The only Independent member of the Iowa Senate, David Johnson of Ocheyedan, is urging lawmakers not to approve a gun rights bill that will allow anyone with a permit to be armed at the Iowa Statehouse.
The provision is part of a wide-ranging NRA-backed bill that has passed the House and awaits debate by the full Senate.
At a statehouse news conference, Johnson held up his own weapons permit, which he says shows he supports the second amendment.
“This is my concealed carry permit,” Johnson said. “I do have that.”
Johnson referred to the fact that legislators do not have to walk through metal detectors to enter the capitol, so a lawmaker with a weapons permit is already free to walk in with a gun.
Johnson says gun owners argue that if legislators can carry weapons into the statehouse, then all citizens should be able to.
“Gunowners would say anybody who has a permit is carrying already which isn't true,” Johnson said. “I'm not carrying.
“We don’t need guns at the capitol."
On another issue, Johnson said he did not have to show competence with a weapon in order to acquire his permit.
“I did not have to do any firing test to get this permit,” he said.
Democrats in the Iowa House tried unsuccessfully to amend the gun bill to mandate 20 hours of training in order to get a permit to carry a weapon.
Rep. Wes Breckenridge (D-Newton) said the online training the bill allows isn’t enough for an amateur.

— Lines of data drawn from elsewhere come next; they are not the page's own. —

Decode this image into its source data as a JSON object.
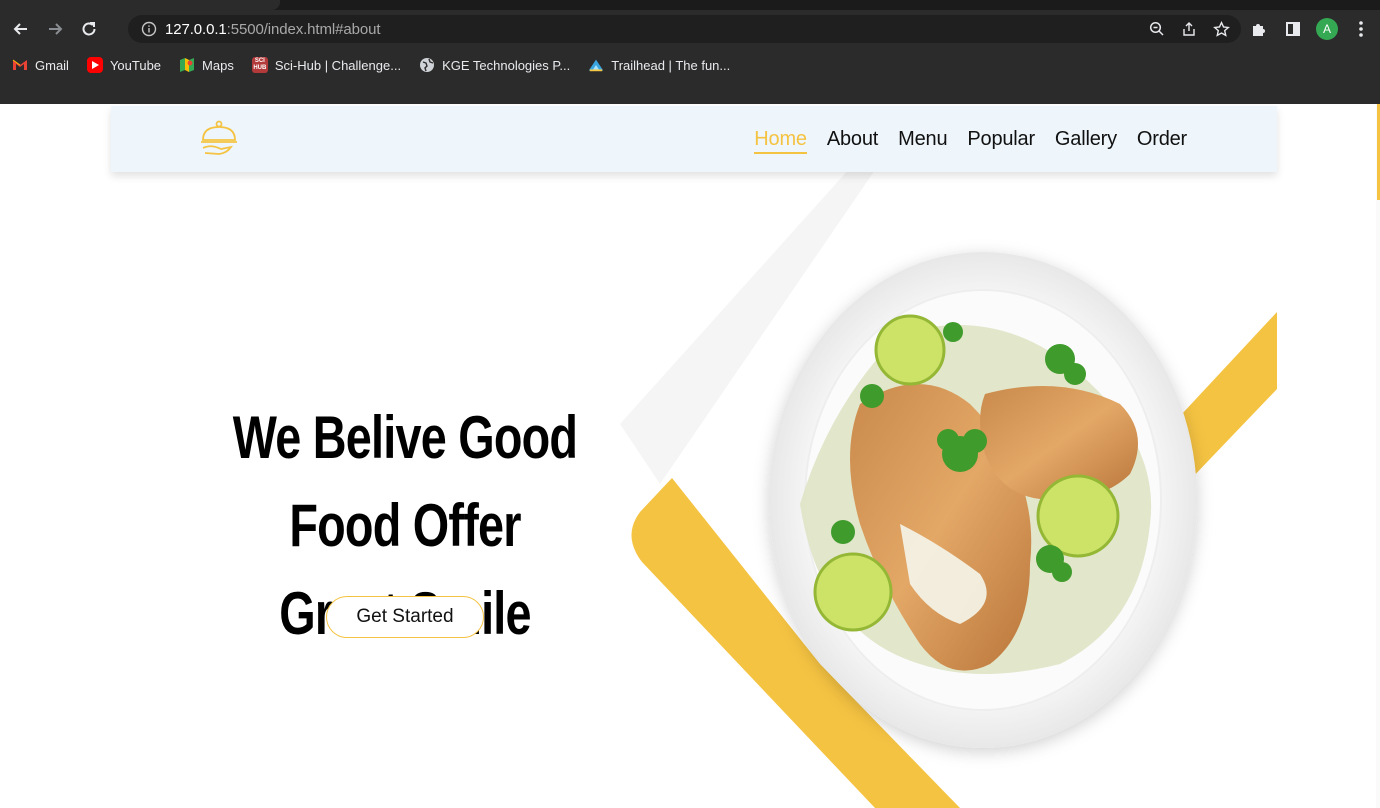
{
  "browser": {
    "url_host": "127.0.0.1",
    "url_rest": ":5500/index.html#about",
    "avatar_letter": "A",
    "bookmarks": [
      {
        "label": "Gmail",
        "icon": "gmail-icon"
      },
      {
        "label": "YouTube",
        "icon": "youtube-icon"
      },
      {
        "label": "Maps",
        "icon": "maps-icon"
      },
      {
        "label": "Sci-Hub | Challenge...",
        "icon": "scihub-icon"
      },
      {
        "label": "KGE Technologies P...",
        "icon": "globe-icon"
      },
      {
        "label": "Trailhead | The fun...",
        "icon": "trailhead-icon"
      }
    ]
  },
  "nav": {
    "items": [
      {
        "label": "Home",
        "active": true
      },
      {
        "label": "About"
      },
      {
        "label": "Menu"
      },
      {
        "label": "Popular"
      },
      {
        "label": "Gallery"
      },
      {
        "label": "Order"
      }
    ]
  },
  "hero": {
    "line1": "We Belive Good Food Offer",
    "line2": "Great Smile",
    "cta": "Get Started"
  },
  "colors": {
    "accent": "#f5c342",
    "navbar_bg": "#eef6fc",
    "chrome_bg": "#2b2b2b"
  }
}
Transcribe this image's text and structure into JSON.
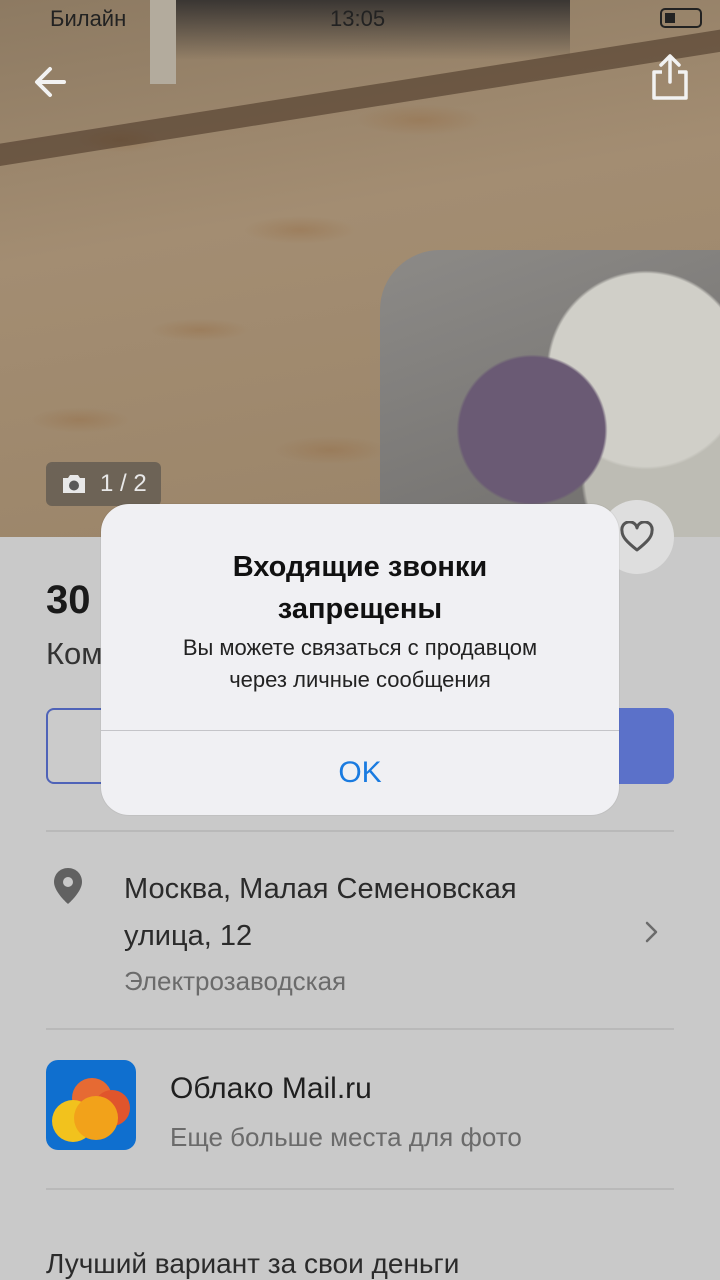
{
  "status_bar": {
    "carrier": "Билайн",
    "time": "13:05"
  },
  "gallery": {
    "counter": "1 / 2"
  },
  "listing": {
    "price": "30",
    "subtitle": "Ком"
  },
  "location": {
    "address_line1": "Москва, Малая Семеновская",
    "address_line2": "улица, 12",
    "metro": "Электрозаводская"
  },
  "promo": {
    "title": "Облако Mail.ru",
    "subtitle": "Еще больше места для фото"
  },
  "description": {
    "first_line": "Лучший вариант за свои деньги"
  },
  "alert": {
    "title_line1": "Входящие звонки",
    "title_line2": "запрещены",
    "message_line1": "Вы можете связаться с продавцом",
    "message_line2": "через личные сообщения",
    "ok_label": "OK"
  },
  "colors": {
    "primary_blue": "#5b71c9",
    "alert_button": "#1a7be0",
    "cloud_icon_bg": "#0f6fcf"
  },
  "icons": [
    "back-arrow-icon",
    "share-icon",
    "camera-icon",
    "heart-icon",
    "location-pin-icon",
    "chevron-right-icon",
    "cloud-app-icon"
  ]
}
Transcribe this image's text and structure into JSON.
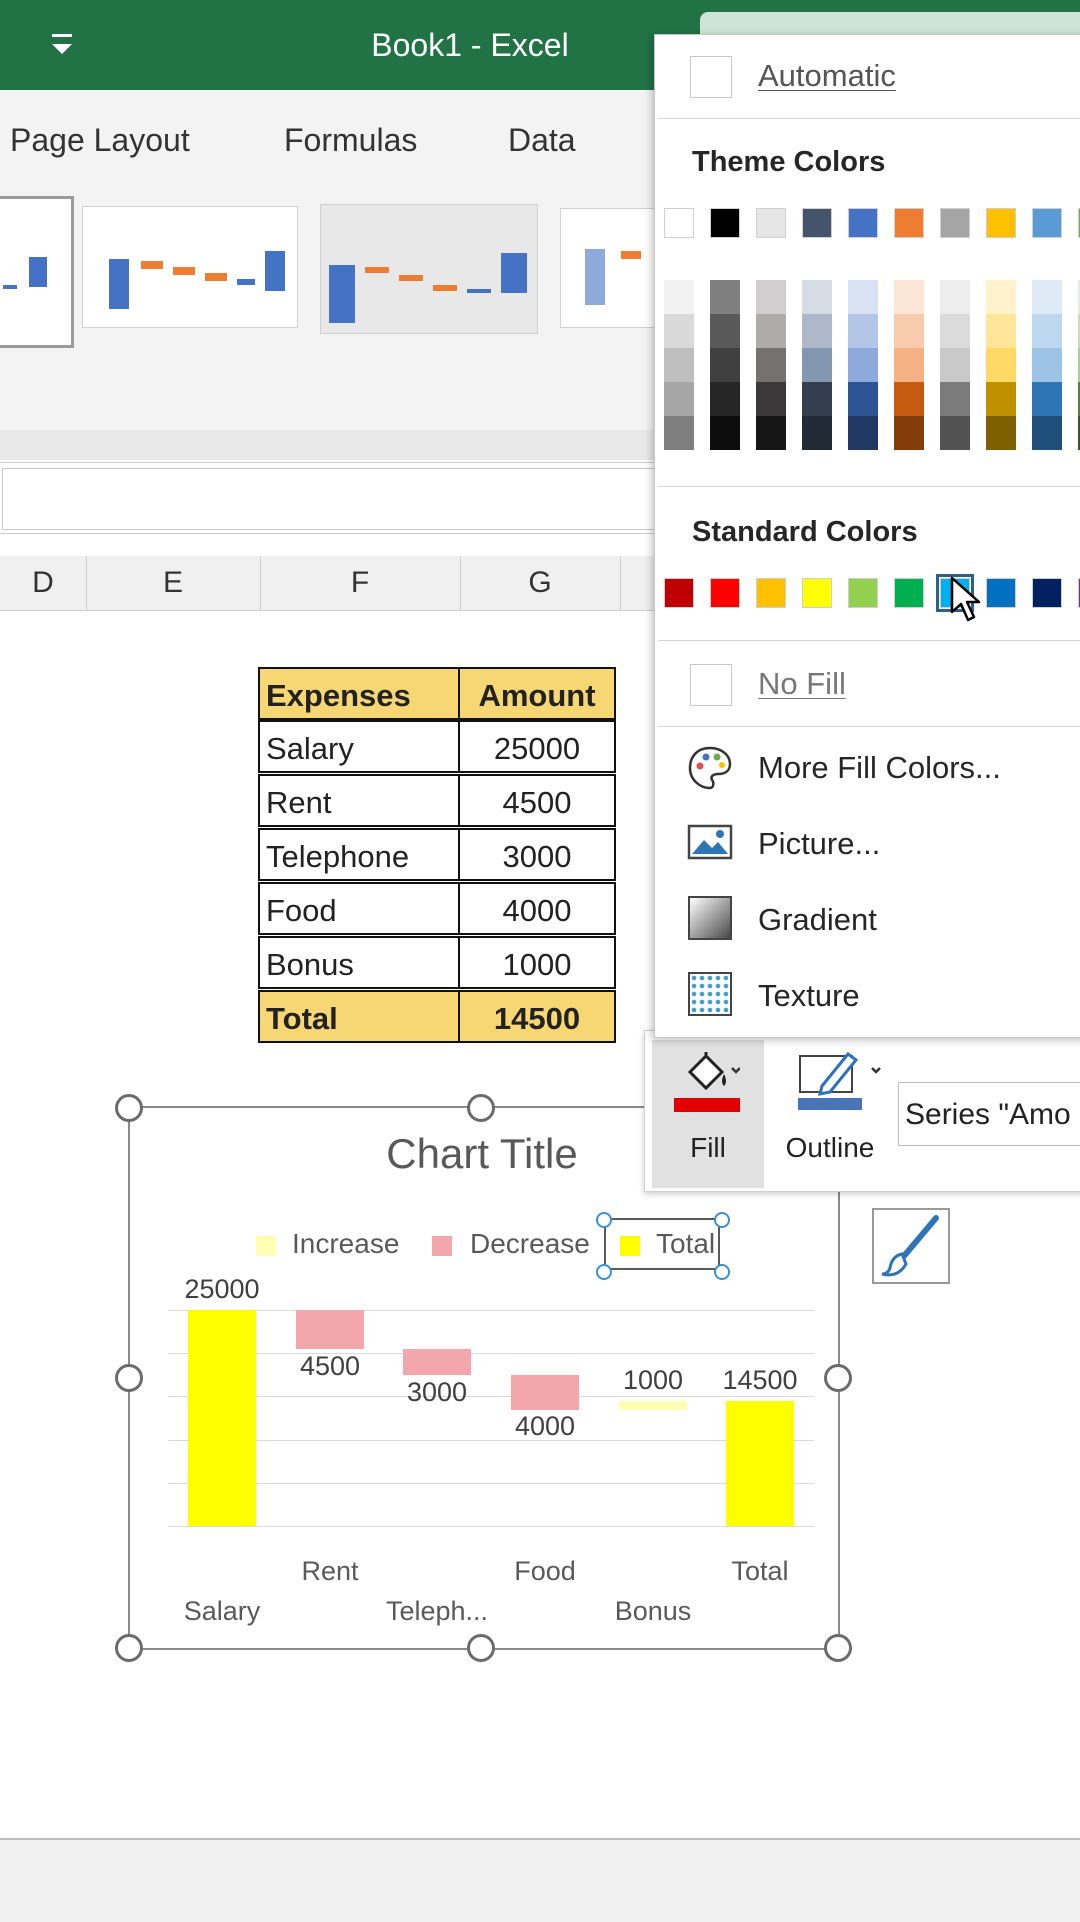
{
  "window": {
    "title": "Book1  -  Excel"
  },
  "ribbon": {
    "tabs": [
      "Page Layout",
      "Formulas",
      "Data"
    ]
  },
  "columns": [
    "D",
    "E",
    "F",
    "G"
  ],
  "table": {
    "headers": [
      "Expenses",
      "Amount"
    ],
    "rows": [
      {
        "label": "Salary",
        "value": "25000"
      },
      {
        "label": "Rent",
        "value": "4500"
      },
      {
        "label": "Telephone",
        "value": "3000"
      },
      {
        "label": "Food",
        "value": "4000"
      },
      {
        "label": "Bonus",
        "value": "1000"
      }
    ],
    "total": {
      "label": "Total",
      "value": "14500"
    }
  },
  "chart": {
    "title": "Chart Title",
    "legend": [
      "Increase",
      "Decrease",
      "Total"
    ]
  },
  "chart_data": {
    "type": "bar",
    "title": "Chart Title",
    "categories": [
      "Salary",
      "Rent",
      "Telephone",
      "Food",
      "Bonus",
      "Total"
    ],
    "tick_labels": [
      "Salary",
      "Rent",
      "Teleph...",
      "Food",
      "Bonus",
      "Total"
    ],
    "data_labels": [
      "25000",
      "4500",
      "3000",
      "4000",
      "1000",
      "14500"
    ],
    "series": [
      {
        "name": "Total",
        "values": [
          25000,
          null,
          null,
          null,
          null,
          14500
        ],
        "color": "#ffff00"
      },
      {
        "name": "Decrease",
        "start": [
          null,
          25000,
          20500,
          17500,
          null,
          null
        ],
        "end": [
          null,
          20500,
          17500,
          13500,
          null,
          null
        ],
        "color": "#f4a6ad"
      },
      {
        "name": "Increase",
        "start": [
          null,
          null,
          null,
          null,
          13500,
          null
        ],
        "end": [
          null,
          null,
          null,
          null,
          14500,
          null
        ],
        "color": "#ffffb3"
      }
    ],
    "ylim": [
      0,
      25000
    ],
    "grid": true,
    "legend_position": "top"
  },
  "mini_toolbar": {
    "fill_label": "Fill",
    "outline_label": "Outline",
    "series_selector": "Series \"Amo"
  },
  "fill_menu": {
    "automatic": "Automatic",
    "theme_heading": "Theme Colors",
    "theme_base": [
      "#ffffff",
      "#000000",
      "#e7e6e6",
      "#44546a",
      "#4472c4",
      "#ed7d31",
      "#a5a5a5",
      "#ffc000",
      "#5b9bd5",
      "#70ad47"
    ],
    "theme_shades": [
      [
        "#f2f2f2",
        "#d9d9d9",
        "#bfbfbf",
        "#a6a6a6",
        "#7f7f7f"
      ],
      [
        "#7f7f7f",
        "#595959",
        "#404040",
        "#262626",
        "#0d0d0d"
      ],
      [
        "#d0cece",
        "#aeabab",
        "#757171",
        "#3a3838",
        "#171616"
      ],
      [
        "#d6dce4",
        "#adb9ca",
        "#8497b0",
        "#333f4f",
        "#222a35"
      ],
      [
        "#d9e2f3",
        "#b4c6e7",
        "#8eaadb",
        "#2f5496",
        "#1f3864"
      ],
      [
        "#fbe5d5",
        "#f7cbac",
        "#f4b183",
        "#c55a11",
        "#843c0b"
      ],
      [
        "#ededed",
        "#dbdbdb",
        "#c9c9c9",
        "#7b7b7b",
        "#525252"
      ],
      [
        "#fff2cc",
        "#ffe699",
        "#ffd966",
        "#bf9000",
        "#7f6000"
      ],
      [
        "#deebf6",
        "#bdd7ee",
        "#9dc3e6",
        "#2e75b5",
        "#1e4e79"
      ],
      [
        "#e2efd9",
        "#c5e0b3",
        "#a8d08d",
        "#538135",
        "#375623"
      ]
    ],
    "standard_heading": "Standard Colors",
    "standard": [
      "#c00000",
      "#ff0000",
      "#ffc000",
      "#ffff00",
      "#92d050",
      "#00b050",
      "#00b0f0",
      "#0070c0",
      "#002060",
      "#7030a0"
    ],
    "no_fill": "No Fill",
    "more_colors": "More Fill Colors...",
    "picture": "Picture...",
    "gradient": "Gradient",
    "texture": "Texture"
  },
  "icons": [
    "quick-access-icon",
    "palette-icon",
    "picture-icon",
    "gradient-icon",
    "texture-icon",
    "fill-bucket-icon",
    "outline-pen-icon",
    "brush-icon",
    "mouse-cursor-icon"
  ]
}
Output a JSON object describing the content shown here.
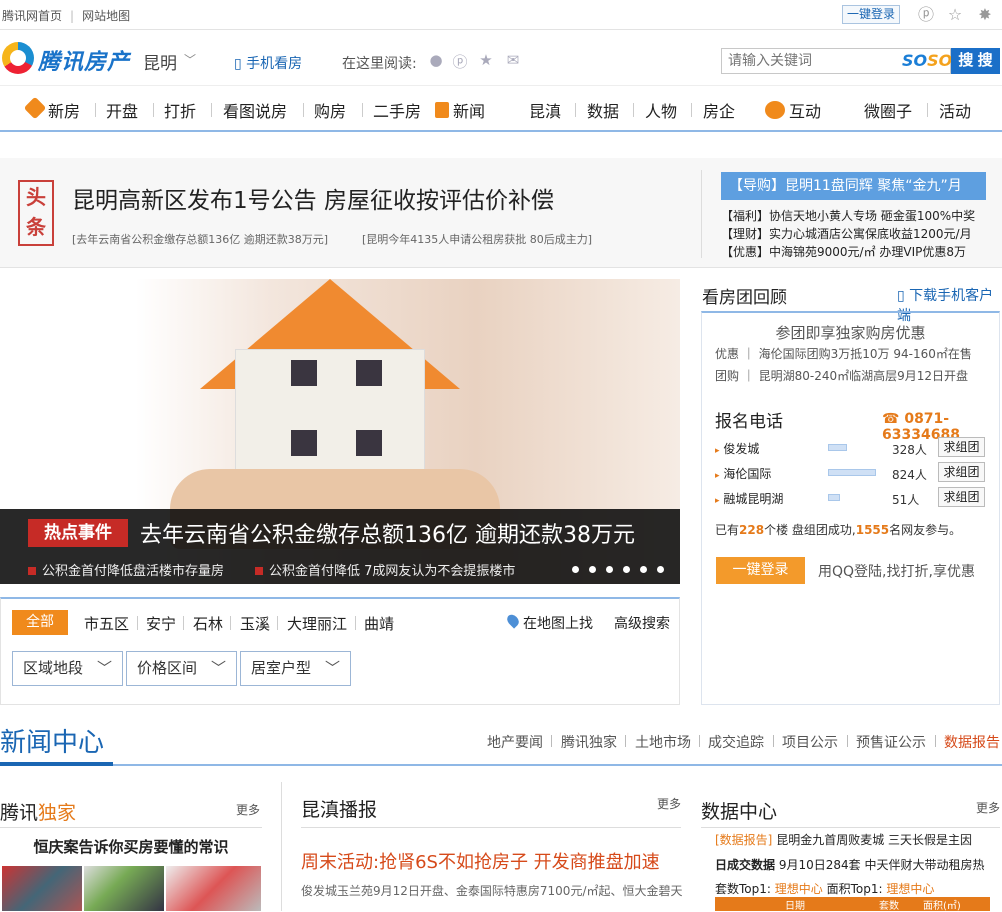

“They’ll go online for two or three hours, turn in their paperwork to get a weapon, then purchase a weapon,” Breckinridge said during House debate. “They may never handle it, or if they do handle it, it’s very minimal.”
At the news conference, a representative with Iowans for Gun Safety spoke out against the bill.
“Human rights are being overlooked for gun rights," said Board President Carletta Knox-Seymour.
The gun safety group wants the Senate to amend the bill to eliminate so-called Stand Your Ground language which expands a gunowner’s right to claim self-defense.
A pediatrician spoke out against the bill’s provision to allow children to handle handguns with the supervision of a parent or guardian.
The bill passed the House on March 7th by a vote of 58-39.
"We've still got our work cut out for us when we move this over to the Senate," said the bill’s sponsor Rep. Matt Windschitl (R-Missouri Valley).